┌──

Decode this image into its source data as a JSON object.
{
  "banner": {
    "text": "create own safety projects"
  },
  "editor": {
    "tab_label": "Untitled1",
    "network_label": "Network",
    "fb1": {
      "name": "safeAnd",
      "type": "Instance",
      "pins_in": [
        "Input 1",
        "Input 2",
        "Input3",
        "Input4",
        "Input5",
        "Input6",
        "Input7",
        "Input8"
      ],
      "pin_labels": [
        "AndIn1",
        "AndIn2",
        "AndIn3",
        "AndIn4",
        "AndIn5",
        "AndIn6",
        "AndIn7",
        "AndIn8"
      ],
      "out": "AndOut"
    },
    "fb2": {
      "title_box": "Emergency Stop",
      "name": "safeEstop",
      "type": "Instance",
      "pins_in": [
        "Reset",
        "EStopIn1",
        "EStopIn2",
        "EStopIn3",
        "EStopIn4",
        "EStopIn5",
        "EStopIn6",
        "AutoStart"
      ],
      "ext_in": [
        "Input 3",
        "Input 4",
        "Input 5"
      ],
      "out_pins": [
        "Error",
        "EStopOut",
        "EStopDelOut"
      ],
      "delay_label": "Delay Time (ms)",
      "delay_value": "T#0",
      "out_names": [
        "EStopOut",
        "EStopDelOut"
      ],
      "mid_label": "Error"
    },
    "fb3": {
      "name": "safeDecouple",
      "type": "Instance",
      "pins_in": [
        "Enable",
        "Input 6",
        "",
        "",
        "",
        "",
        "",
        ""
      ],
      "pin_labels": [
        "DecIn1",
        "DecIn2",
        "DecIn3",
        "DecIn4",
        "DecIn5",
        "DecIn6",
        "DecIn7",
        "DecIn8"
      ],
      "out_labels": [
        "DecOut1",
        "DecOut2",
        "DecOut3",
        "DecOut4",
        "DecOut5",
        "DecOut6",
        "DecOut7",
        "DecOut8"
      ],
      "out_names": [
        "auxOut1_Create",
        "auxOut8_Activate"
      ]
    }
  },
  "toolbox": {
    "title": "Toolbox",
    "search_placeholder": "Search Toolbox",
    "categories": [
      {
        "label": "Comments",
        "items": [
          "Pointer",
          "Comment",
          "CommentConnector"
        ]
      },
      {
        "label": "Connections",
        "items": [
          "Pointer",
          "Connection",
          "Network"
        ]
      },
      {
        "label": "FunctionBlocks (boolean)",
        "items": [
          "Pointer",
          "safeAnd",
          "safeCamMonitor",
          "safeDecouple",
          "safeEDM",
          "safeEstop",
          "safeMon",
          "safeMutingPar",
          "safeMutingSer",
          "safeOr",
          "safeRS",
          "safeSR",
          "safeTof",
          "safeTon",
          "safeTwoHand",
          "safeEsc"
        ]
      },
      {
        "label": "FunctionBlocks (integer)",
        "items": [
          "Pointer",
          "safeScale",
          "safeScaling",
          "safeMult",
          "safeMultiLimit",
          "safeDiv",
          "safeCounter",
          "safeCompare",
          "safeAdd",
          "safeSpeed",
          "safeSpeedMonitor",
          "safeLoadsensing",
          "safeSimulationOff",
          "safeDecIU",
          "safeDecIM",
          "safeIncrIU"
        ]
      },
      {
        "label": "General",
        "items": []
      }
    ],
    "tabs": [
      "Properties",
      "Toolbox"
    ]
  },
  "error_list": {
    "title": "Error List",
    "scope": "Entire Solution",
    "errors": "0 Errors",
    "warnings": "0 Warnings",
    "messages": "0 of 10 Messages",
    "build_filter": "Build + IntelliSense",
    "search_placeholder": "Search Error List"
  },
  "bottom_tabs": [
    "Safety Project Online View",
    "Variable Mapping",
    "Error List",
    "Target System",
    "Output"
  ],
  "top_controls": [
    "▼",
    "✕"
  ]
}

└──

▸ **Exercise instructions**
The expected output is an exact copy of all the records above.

▸ **Answer**
Decode this image into its source data as a JSON object.
{
  "banner": {
    "text": "create own safety projects"
  },
  "editor": {
    "tab_label": "Untitled1",
    "network_label": "Network",
    "fb1": {
      "name": "safeAnd",
      "type": "Instance",
      "pins_in": [
        "Input 1",
        "Input 2",
        "Input3",
        "Input4",
        "Input5",
        "Input6",
        "Input7",
        "Input8"
      ],
      "pin_labels": [
        "AndIn1",
        "AndIn2",
        "AndIn3",
        "AndIn4",
        "AndIn5",
        "AndIn6",
        "AndIn7",
        "AndIn8"
      ],
      "out": "AndOut"
    },
    "fb2": {
      "title_box": "Emergency Stop",
      "name": "safeEstop",
      "type": "Instance",
      "pins_in": [
        "Reset",
        "EStopIn1",
        "EStopIn2",
        "EStopIn3",
        "EStopIn4",
        "EStopIn5",
        "EStopIn6",
        "AutoStart"
      ],
      "ext_in": [
        "Input 3",
        "Input 4",
        "Input 5"
      ],
      "out_pins": [
        "Error",
        "EStopOut",
        "EStopDelOut"
      ],
      "delay_label": "Delay Time (ms)",
      "delay_value": "T#0",
      "out_names": [
        "EStopOut",
        "EStopDelOut"
      ],
      "mid_label": "Error"
    },
    "fb3": {
      "name": "safeDecouple",
      "type": "Instance",
      "pins_in": [
        "Enable",
        "Input 6",
        "",
        "",
        "",
        "",
        "",
        ""
      ],
      "pin_labels": [
        "DecIn1",
        "DecIn2",
        "DecIn3",
        "DecIn4",
        "DecIn5",
        "DecIn6",
        "DecIn7",
        "DecIn8"
      ],
      "out_labels": [
        "DecOut1",
        "DecOut2",
        "DecOut3",
        "DecOut4",
        "DecOut5",
        "DecOut6",
        "DecOut7",
        "DecOut8"
      ],
      "out_names": [
        "auxOut1_Create",
        "auxOut8_Activate"
      ]
    }
  },
  "toolbox": {
    "title": "Toolbox",
    "search_placeholder": "Search Toolbox",
    "categories": [
      {
        "label": "Comments",
        "items": [
          "Pointer",
          "Comment",
          "CommentConnector"
        ]
      },
      {
        "label": "Connections",
        "items": [
          "Pointer",
          "Connection",
          "Network"
        ]
      },
      {
        "label": "FunctionBlocks (boolean)",
        "items": [
          "Pointer",
          "safeAnd",
          "safeCamMonitor",
          "safeDecouple",
          "safeEDM",
          "safeEstop",
          "safeMon",
          "safeMutingPar",
          "safeMutingSer",
          "safeOr",
          "safeRS",
          "safeSR",
          "safeTof",
          "safeTon",
          "safeTwoHand",
          "safeEsc"
        ]
      },
      {
        "label": "FunctionBlocks (integer)",
        "items": [
          "Pointer",
          "safeScale",
          "safeScaling",
          "safeMult",
          "safeMultiLimit",
          "safeDiv",
          "safeCounter",
          "safeCompare",
          "safeAdd",
          "safeSpeed",
          "safeSpeedMonitor",
          "safeLoadsensing",
          "safeSimulationOff",
          "safeDecIU",
          "safeDecIM",
          "safeIncrIU"
        ]
      },
      {
        "label": "General",
        "items": []
      }
    ],
    "tabs": [
      "Properties",
      "Toolbox"
    ]
  },
  "error_list": {
    "title": "Error List",
    "scope": "Entire Solution",
    "errors": "0 Errors",
    "warnings": "0 Warnings",
    "messages": "0 of 10 Messages",
    "build_filter": "Build + IntelliSense",
    "search_placeholder": "Search Error List"
  },
  "bottom_tabs": [
    "Safety Project Online View",
    "Variable Mapping",
    "Error List",
    "Target System",
    "Output"
  ],
  "top_controls": [
    "▼",
    "✕"
  ]
}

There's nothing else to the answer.